Erik Westerberg put up some staggering statistics for the Augustana College football team this fall and those earned him the CCIW Defensive Player of the Year honor.|
They also helped him meet a preseason goal he set form himself.
"I always try to achieve the next big goal I set for myself and play to the highest standard,'' said Westerberg. "I met one of my goals to be the conference's defensive player of the year.''
But the Viking junior standout linebacker -- a repeat pick to the all-conference first team -- wasn't about to take full credit for the prestigious honor that helped Augie to a 5-5 mark, 4-2 in the CCIW.

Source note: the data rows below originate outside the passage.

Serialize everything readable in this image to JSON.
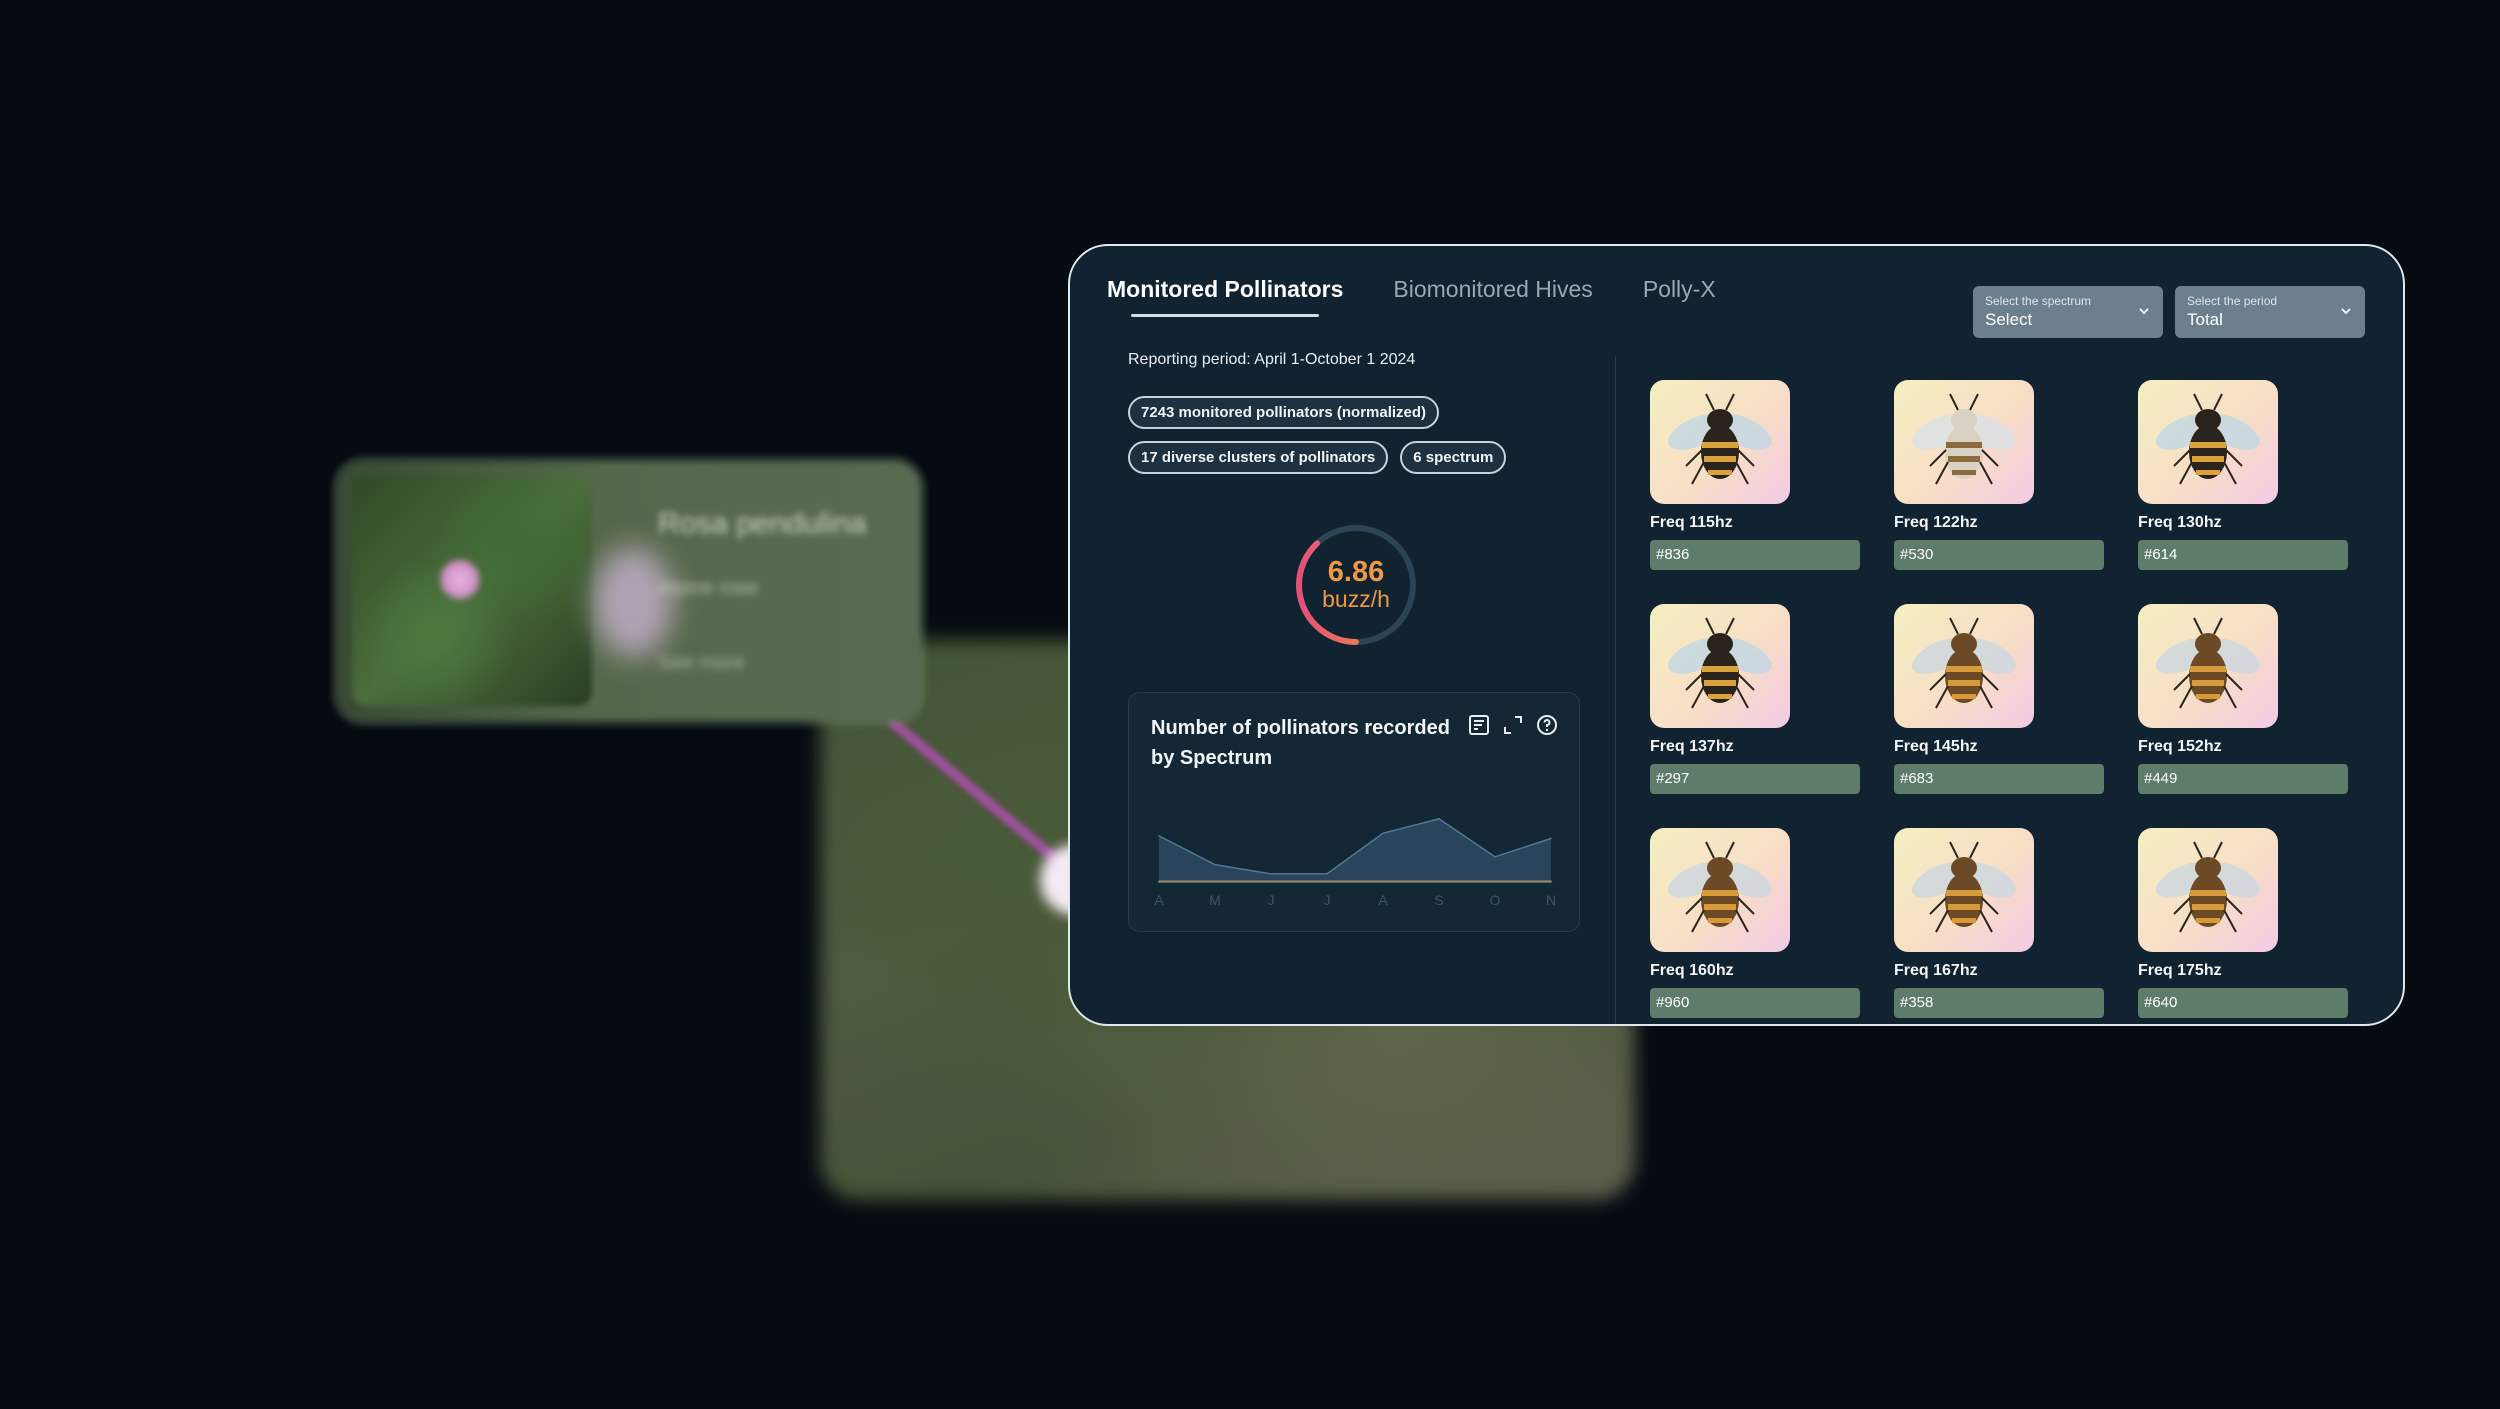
{
  "flower_card": {
    "title": "Rosa pendulina",
    "subtitle": "Alpine rose",
    "footer": "See more"
  },
  "tabs": [
    {
      "label": "Monitored Pollinators",
      "active": true
    },
    {
      "label": "Biomonitored Hives",
      "active": false
    },
    {
      "label": "Polly-X",
      "active": false
    }
  ],
  "filters": {
    "spectrum": {
      "label": "Select the spectrum",
      "value": "Select"
    },
    "period": {
      "label": "Select the period",
      "value": "Total"
    }
  },
  "summary": {
    "period": "Reporting period: April 1-October 1 2024",
    "chips": [
      "7243 monitored pollinators (normalized)",
      "17 diverse clusters of pollinators",
      "6 spectrum"
    ]
  },
  "gauge": {
    "value": "6.86",
    "unit": "buzz/h",
    "fraction": 0.38
  },
  "chart": {
    "title": "Number of pollinators recorded by Spectrum",
    "icons": [
      "note-icon",
      "expand-icon",
      "help-icon"
    ]
  },
  "chart_data": {
    "type": "area",
    "categories": [
      "A",
      "M",
      "J",
      "J",
      "A",
      "S",
      "O",
      "N"
    ],
    "series": [
      {
        "values": [
          36,
          14,
          7,
          7,
          38,
          49,
          20,
          34
        ],
        "color": "#2d4a62"
      },
      {
        "values": [
          1.5,
          1.5,
          1.5,
          1.5,
          1.5,
          1.5,
          1.5,
          1.5
        ],
        "color": "#c96a4a"
      },
      {
        "values": [
          0.8,
          0.8,
          0.8,
          0.8,
          0.8,
          0.8,
          0.8,
          0.8
        ],
        "color": "#5aa06a"
      }
    ],
    "ylim": [
      0,
      55
    ]
  },
  "pollinators": [
    {
      "freq": "Freq 115hz",
      "id": "#836",
      "variant": "dark"
    },
    {
      "freq": "Freq 122hz",
      "id": "#530",
      "variant": "light"
    },
    {
      "freq": "Freq 130hz",
      "id": "#614",
      "variant": "dark"
    },
    {
      "freq": "Freq 137hz",
      "id": "#297",
      "variant": "dark"
    },
    {
      "freq": "Freq 145hz",
      "id": "#683",
      "variant": "honey"
    },
    {
      "freq": "Freq 152hz",
      "id": "#449",
      "variant": "honey"
    },
    {
      "freq": "Freq 160hz",
      "id": "#960",
      "variant": "honey"
    },
    {
      "freq": "Freq 167hz",
      "id": "#358",
      "variant": "honey"
    },
    {
      "freq": "Freq 175hz",
      "id": "#640",
      "variant": "honey"
    }
  ],
  "colors": {
    "panel_bg": "#112230",
    "accent_orange": "#ef9a43",
    "id_bar": "#5d7c69"
  }
}
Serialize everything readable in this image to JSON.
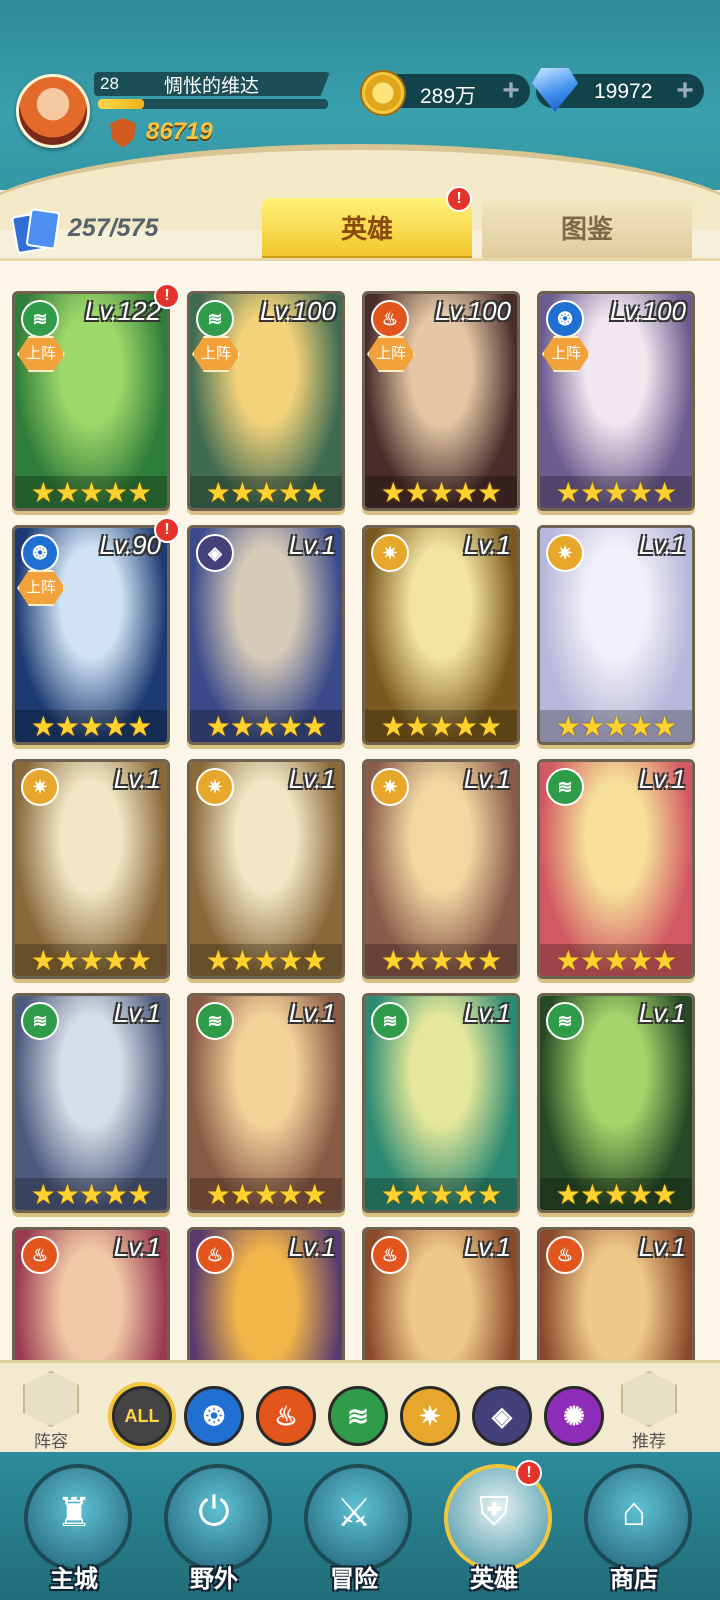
{
  "header": {
    "player_level": "28",
    "player_name": "惆怅的维达",
    "xp_fraction": 0.2,
    "power": "86719",
    "gold": "289万",
    "gems": "19972",
    "plus_symbol": "+"
  },
  "tabs": {
    "hero_count": "257/575",
    "heroes": "英雄",
    "atlas": "图鉴",
    "heroes_badge": "!"
  },
  "heroes": [
    {
      "level": "Lv.122",
      "element": "nature",
      "deployed": true,
      "badge": "!",
      "stars": 5,
      "colors": [
        "#2f7d3a",
        "#9fd86a"
      ]
    },
    {
      "level": "Lv.100",
      "element": "nature",
      "deployed": true,
      "stars": 5,
      "colors": [
        "#3f6b52",
        "#f3d27a"
      ]
    },
    {
      "level": "Lv.100",
      "element": "fire",
      "deployed": true,
      "stars": 5,
      "colors": [
        "#4a2d2a",
        "#e4c8a6"
      ]
    },
    {
      "level": "Lv.100",
      "element": "water",
      "deployed": true,
      "stars": 5,
      "colors": [
        "#6c5d8f",
        "#f2e6ef"
      ]
    },
    {
      "level": "Lv.90",
      "element": "water",
      "deployed": true,
      "badge": "!",
      "stars": 5,
      "colors": [
        "#1d3b72",
        "#cfe3f4"
      ]
    },
    {
      "level": "Lv.1",
      "element": "dark",
      "stars": 5,
      "colors": [
        "#3b4a8a",
        "#d7ccb8"
      ]
    },
    {
      "level": "Lv.1",
      "element": "light",
      "stars": 5,
      "colors": [
        "#7a5a1e",
        "#f4e4a1"
      ]
    },
    {
      "level": "Lv.1",
      "element": "light",
      "stars": 5,
      "colors": [
        "#b6b7da",
        "#f2f0f8"
      ]
    },
    {
      "level": "Lv.1",
      "element": "light",
      "stars": 5,
      "colors": [
        "#8a6a3a",
        "#f2e6c6"
      ]
    },
    {
      "level": "Lv.1",
      "element": "light",
      "stars": 5,
      "colors": [
        "#8a6a3a",
        "#f2e6c6"
      ]
    },
    {
      "level": "Lv.1",
      "element": "light",
      "stars": 5,
      "colors": [
        "#8a5a4a",
        "#f1d8a1"
      ]
    },
    {
      "level": "Lv.1",
      "element": "nature",
      "stars": 5,
      "colors": [
        "#d25a62",
        "#f6e09a"
      ]
    },
    {
      "level": "Lv.1",
      "element": "nature",
      "stars": 5,
      "colors": [
        "#4c5a7e",
        "#d7dde8"
      ]
    },
    {
      "level": "Lv.1",
      "element": "nature",
      "stars": 5,
      "colors": [
        "#8a5a46",
        "#f3d29a"
      ]
    },
    {
      "level": "Lv.1",
      "element": "nature",
      "stars": 5,
      "colors": [
        "#2c8a72",
        "#e5e89a"
      ]
    },
    {
      "level": "Lv.1",
      "element": "nature",
      "stars": 5,
      "colors": [
        "#264a26",
        "#a5d46a"
      ]
    },
    {
      "level": "Lv.1",
      "element": "fire",
      "stars": 0,
      "colors": [
        "#9a3a52",
        "#f2c9a6"
      ]
    },
    {
      "level": "Lv.1",
      "element": "fire",
      "stars": 0,
      "colors": [
        "#5a3a6e",
        "#f2b54a"
      ]
    },
    {
      "level": "Lv.1",
      "element": "fire",
      "stars": 0,
      "colors": [
        "#8a4a2a",
        "#f0c88a"
      ]
    },
    {
      "level": "Lv.1",
      "element": "fire",
      "stars": 0,
      "colors": [
        "#8a4a2a",
        "#f0c88a"
      ]
    }
  ],
  "deploy_label": "上阵",
  "filter_bar": {
    "lineup": "阵容",
    "recommend": "推荐",
    "all": "ALL"
  },
  "nav": [
    {
      "label": "主城",
      "glyph": "♜"
    },
    {
      "label": "野外",
      "glyph": "⏻"
    },
    {
      "label": "冒险",
      "glyph": "⚔"
    },
    {
      "label": "英雄",
      "glyph": "⛨",
      "active": true,
      "badge": "!"
    },
    {
      "label": "商店",
      "glyph": "⌂"
    }
  ],
  "colors": {
    "nature": "#2e9c48",
    "fire": "#e2551d",
    "water": "#1f70d1",
    "dark": "#44407a",
    "light": "#e7a72a",
    "accent_gold": "#f2c53d"
  }
}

"I was very humbled,'' said Westerberg of becoming Augie's first CCIW Defensive Player of the Year since cornerback Tom Anthony in 2005. "I put in a lot of individual work over the summer and in the offseason, but I wouldn't have gotten the award were it not for my teammates in front of me and the coaches who coached me up throughout the season.''
Westerberg gave kudos for his accomplishments to defensive linemen Carl Hartweg, Sean McIntyre, Pete Schimeck and Shane Holl, along with fellow linebacker J.D. Draminski. McIntyre and Draminski, a Kewanee Wethersfield prep, were second-team All-CCIW selections.
"I played with a bunch of great individuals; the best I've played with so far in my college career,'' said Westerberg. "It was an honor to play with those guys. They made me better.''
Westerberg was the CCIW's leading tackler for the second year in a row and finished the season with a team-high 118 total tackles (66 solo and 52 assisted). He ranked 14th in the nation in both solo and total stops. His 14 tackles for loss also led the Vikings, while his four sacks were tied for second on the team.
It was no fluke that the former Elmhurst York prep put up numbers like that and was a "huge'' part of the defense, according to Coach Rob Cushman.
"The system is set up to have that guy make plays,'' said Cushman of Westerberg's linebacking spot. "That's the scheme we run, but you have to have a guy who can do it and he certainly can. ... The defense is centered around that guy, however, that guy better be a player or you're in real trouble. He's everything we ask for there.''
Even when teams tried to run away from Westerberg, he was still a major part of the defense's second layer with Draminski, who was Augie's second leading tackler. Draminski finished with 64 total stops, of which 44 were solos – second on the team to Westerberg. He recorded 5½ tackles for loss, two sacks, a pair of pass break-ups and two blocked kicks. He had one interception and one forced fumble as well, finishing 10th in the CCIW with an average of 7.1 per game in league play.
Cushman realizes Westerberg's value to the team.
"He was a force everybody was aware of and tried to find ways to block him and take care of him and in most cases they weren't effective,'' said Cushman. "He's a good player. He's smart, he's physical, he's intuitive. He has all the qualities you want – great leader, great player. This honor is really well deserved and I'm proud of him.''